##### Listed records

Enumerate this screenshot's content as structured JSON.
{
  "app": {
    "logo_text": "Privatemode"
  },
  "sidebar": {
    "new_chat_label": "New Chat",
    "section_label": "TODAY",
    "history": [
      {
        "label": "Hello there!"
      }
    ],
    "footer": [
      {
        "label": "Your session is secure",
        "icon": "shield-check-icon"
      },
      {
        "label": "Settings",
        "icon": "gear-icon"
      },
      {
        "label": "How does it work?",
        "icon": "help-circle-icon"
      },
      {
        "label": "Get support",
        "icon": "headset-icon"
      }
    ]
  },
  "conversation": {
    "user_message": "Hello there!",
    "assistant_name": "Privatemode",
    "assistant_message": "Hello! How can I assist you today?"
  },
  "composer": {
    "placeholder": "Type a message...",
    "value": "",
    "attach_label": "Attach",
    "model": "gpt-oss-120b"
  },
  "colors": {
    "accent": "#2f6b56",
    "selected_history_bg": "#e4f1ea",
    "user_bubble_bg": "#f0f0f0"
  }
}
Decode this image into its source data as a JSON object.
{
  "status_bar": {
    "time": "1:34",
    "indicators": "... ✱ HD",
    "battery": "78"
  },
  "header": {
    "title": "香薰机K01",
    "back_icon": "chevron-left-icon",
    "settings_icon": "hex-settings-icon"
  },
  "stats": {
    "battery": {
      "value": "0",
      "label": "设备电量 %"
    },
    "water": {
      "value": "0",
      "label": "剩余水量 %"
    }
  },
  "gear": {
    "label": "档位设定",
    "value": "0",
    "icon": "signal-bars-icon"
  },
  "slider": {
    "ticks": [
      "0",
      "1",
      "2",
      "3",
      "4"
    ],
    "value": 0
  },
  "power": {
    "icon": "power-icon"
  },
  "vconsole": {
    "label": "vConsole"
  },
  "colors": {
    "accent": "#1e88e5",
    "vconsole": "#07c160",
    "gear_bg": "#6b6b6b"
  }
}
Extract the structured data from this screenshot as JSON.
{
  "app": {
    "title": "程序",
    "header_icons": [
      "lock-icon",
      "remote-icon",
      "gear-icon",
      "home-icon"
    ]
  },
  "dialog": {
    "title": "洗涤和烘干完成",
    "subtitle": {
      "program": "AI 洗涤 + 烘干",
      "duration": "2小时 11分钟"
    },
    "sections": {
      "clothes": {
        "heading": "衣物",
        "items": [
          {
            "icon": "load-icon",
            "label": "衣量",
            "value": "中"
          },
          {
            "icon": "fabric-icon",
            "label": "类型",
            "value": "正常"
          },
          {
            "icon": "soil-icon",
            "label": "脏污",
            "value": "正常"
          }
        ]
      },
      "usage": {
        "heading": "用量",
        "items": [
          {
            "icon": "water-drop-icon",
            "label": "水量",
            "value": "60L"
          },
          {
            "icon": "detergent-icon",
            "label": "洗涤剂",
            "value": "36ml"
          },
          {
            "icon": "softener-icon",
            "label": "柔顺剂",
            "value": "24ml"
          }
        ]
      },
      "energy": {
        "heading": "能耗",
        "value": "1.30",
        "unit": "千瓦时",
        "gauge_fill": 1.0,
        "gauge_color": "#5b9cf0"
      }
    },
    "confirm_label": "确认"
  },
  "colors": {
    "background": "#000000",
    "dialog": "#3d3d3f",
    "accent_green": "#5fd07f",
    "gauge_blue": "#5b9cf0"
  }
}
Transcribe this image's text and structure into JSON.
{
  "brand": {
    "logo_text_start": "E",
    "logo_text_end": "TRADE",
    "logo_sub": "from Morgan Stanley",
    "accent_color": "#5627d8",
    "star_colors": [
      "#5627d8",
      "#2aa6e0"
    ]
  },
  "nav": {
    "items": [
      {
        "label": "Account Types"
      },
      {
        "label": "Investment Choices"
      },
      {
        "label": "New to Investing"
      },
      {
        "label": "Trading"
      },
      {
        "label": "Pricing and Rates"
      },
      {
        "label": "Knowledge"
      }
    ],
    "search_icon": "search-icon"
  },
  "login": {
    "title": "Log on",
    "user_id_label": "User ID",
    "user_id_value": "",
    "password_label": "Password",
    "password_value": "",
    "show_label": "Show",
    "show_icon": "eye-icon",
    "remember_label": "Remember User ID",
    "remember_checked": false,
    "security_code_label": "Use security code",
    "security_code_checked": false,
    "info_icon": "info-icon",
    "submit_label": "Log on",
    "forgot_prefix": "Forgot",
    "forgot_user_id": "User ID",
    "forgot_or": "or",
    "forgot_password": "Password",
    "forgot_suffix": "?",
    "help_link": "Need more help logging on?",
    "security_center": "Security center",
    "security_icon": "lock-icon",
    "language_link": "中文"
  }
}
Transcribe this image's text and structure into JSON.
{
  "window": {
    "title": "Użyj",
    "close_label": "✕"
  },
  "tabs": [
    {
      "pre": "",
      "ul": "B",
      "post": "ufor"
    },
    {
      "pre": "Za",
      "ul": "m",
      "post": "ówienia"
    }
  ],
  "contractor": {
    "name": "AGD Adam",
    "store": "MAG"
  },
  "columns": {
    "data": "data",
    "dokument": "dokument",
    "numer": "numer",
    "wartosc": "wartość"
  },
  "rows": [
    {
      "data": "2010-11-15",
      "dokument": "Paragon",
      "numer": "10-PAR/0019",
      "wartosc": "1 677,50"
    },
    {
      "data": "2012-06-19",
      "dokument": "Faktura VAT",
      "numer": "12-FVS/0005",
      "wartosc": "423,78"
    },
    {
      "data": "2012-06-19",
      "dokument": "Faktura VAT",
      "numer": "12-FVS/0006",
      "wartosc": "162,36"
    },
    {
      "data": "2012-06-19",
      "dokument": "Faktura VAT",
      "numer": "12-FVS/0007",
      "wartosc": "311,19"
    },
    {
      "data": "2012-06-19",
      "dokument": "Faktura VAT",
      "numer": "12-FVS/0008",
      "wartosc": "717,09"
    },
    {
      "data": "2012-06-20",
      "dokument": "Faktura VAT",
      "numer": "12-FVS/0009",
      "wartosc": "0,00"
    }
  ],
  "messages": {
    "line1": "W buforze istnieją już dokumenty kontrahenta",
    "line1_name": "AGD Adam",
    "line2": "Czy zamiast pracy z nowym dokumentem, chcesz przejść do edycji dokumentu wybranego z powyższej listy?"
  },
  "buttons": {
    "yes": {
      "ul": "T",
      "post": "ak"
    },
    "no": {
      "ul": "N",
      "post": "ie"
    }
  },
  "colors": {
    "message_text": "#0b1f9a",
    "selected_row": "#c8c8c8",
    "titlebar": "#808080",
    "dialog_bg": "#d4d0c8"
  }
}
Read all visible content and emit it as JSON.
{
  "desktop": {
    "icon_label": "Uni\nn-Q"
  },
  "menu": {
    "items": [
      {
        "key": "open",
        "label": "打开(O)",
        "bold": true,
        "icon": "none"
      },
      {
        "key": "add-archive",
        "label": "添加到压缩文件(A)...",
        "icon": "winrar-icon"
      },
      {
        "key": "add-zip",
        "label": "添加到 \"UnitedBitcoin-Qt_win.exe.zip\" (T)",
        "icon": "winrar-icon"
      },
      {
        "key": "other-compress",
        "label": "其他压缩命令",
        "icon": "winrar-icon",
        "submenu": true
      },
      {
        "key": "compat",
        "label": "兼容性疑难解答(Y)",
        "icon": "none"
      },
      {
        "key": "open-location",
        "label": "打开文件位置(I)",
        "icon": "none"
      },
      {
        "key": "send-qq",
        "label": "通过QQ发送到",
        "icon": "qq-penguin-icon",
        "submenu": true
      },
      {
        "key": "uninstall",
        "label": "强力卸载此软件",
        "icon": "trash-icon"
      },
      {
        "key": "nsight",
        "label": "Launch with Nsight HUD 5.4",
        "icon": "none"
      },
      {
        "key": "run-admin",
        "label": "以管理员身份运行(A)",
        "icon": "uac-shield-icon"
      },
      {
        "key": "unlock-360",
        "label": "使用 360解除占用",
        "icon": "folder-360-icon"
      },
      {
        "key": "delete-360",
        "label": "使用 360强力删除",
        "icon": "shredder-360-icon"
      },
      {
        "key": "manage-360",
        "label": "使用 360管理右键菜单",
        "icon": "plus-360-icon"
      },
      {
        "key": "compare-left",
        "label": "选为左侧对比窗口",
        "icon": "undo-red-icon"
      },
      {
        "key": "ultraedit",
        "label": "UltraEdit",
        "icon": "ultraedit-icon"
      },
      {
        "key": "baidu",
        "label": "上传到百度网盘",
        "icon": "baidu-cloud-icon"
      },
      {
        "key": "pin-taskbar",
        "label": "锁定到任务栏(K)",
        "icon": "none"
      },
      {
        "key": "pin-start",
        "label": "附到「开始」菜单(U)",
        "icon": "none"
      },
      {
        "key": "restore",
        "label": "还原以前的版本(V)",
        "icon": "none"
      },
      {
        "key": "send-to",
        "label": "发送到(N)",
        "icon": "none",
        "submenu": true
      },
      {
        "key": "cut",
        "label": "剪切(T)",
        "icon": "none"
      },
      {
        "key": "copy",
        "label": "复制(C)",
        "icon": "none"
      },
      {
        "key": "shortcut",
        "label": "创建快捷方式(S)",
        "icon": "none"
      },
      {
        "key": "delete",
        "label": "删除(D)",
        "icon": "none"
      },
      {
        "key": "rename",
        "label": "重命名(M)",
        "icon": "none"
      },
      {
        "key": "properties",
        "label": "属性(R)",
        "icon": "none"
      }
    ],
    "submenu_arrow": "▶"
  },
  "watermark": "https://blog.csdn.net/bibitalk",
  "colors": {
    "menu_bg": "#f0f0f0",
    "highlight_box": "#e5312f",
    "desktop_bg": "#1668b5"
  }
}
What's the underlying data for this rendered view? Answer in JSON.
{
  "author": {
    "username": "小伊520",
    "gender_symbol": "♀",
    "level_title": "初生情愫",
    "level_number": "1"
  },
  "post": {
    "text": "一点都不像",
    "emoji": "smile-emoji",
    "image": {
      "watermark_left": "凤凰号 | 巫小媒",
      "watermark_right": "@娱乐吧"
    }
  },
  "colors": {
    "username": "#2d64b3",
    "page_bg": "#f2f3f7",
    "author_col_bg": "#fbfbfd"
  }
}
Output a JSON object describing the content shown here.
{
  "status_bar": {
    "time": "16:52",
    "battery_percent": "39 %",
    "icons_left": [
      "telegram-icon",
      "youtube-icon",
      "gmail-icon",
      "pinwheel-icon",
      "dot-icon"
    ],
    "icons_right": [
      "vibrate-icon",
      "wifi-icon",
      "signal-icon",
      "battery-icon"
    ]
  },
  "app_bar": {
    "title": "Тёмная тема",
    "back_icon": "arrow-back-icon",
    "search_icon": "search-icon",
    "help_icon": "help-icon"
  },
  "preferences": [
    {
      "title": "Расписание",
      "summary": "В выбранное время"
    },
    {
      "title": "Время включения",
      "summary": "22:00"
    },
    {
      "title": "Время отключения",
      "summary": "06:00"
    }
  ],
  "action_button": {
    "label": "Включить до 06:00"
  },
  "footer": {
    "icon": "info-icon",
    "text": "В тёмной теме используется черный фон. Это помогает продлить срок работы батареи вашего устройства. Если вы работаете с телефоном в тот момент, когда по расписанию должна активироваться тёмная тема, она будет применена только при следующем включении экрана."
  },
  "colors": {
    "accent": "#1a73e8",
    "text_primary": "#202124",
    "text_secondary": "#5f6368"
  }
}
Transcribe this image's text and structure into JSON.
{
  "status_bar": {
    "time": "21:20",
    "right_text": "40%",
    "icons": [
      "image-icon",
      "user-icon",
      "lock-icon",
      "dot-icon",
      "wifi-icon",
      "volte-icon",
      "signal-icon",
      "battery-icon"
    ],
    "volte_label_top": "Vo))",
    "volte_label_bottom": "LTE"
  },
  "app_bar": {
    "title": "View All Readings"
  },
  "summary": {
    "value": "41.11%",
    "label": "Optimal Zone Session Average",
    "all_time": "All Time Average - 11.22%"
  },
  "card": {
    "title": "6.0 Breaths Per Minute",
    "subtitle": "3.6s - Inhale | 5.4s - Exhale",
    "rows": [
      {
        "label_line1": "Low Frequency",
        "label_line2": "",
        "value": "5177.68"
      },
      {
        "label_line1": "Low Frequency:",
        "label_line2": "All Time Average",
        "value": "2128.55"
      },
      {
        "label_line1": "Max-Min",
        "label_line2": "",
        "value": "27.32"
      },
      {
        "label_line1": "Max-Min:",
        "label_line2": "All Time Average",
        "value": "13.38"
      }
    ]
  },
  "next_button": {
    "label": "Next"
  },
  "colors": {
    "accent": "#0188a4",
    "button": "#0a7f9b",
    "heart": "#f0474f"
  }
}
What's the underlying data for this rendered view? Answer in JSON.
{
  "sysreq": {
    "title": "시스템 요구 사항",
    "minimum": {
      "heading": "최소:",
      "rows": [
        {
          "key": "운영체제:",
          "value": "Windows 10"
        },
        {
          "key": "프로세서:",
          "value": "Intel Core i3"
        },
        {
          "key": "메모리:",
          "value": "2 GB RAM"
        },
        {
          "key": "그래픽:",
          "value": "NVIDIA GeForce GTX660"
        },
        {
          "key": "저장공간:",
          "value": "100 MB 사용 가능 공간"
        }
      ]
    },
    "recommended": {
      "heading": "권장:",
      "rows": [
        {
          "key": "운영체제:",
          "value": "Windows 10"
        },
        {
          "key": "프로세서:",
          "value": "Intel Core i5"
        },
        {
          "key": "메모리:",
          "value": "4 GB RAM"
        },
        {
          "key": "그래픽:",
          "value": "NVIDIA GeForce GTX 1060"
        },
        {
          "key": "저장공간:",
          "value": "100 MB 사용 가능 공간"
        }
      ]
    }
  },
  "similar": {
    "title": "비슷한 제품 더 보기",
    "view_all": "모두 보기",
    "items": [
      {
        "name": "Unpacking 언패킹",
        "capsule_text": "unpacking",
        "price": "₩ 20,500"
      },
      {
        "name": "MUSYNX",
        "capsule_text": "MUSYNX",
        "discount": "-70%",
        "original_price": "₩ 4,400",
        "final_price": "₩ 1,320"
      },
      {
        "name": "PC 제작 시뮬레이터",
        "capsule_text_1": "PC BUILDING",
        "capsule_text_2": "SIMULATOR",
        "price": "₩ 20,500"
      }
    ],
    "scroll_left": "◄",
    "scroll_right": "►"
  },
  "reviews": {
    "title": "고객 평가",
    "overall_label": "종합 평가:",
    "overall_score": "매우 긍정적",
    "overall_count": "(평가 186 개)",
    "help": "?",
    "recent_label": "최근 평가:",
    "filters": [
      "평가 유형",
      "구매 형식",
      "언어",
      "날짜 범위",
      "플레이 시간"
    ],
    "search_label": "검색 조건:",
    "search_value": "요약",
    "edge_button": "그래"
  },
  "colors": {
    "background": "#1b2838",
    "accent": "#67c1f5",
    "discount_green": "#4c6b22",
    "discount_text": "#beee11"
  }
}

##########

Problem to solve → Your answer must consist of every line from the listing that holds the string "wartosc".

Solution for this exercise →
    "wartosc": "wartość"
      "wartosc": "1 677,50"
      "wartosc": "423,78"
      "wartosc": "162,36"
      "wartosc": "311,19"
      "wartosc": "717,09"
      "wartosc": "0,00"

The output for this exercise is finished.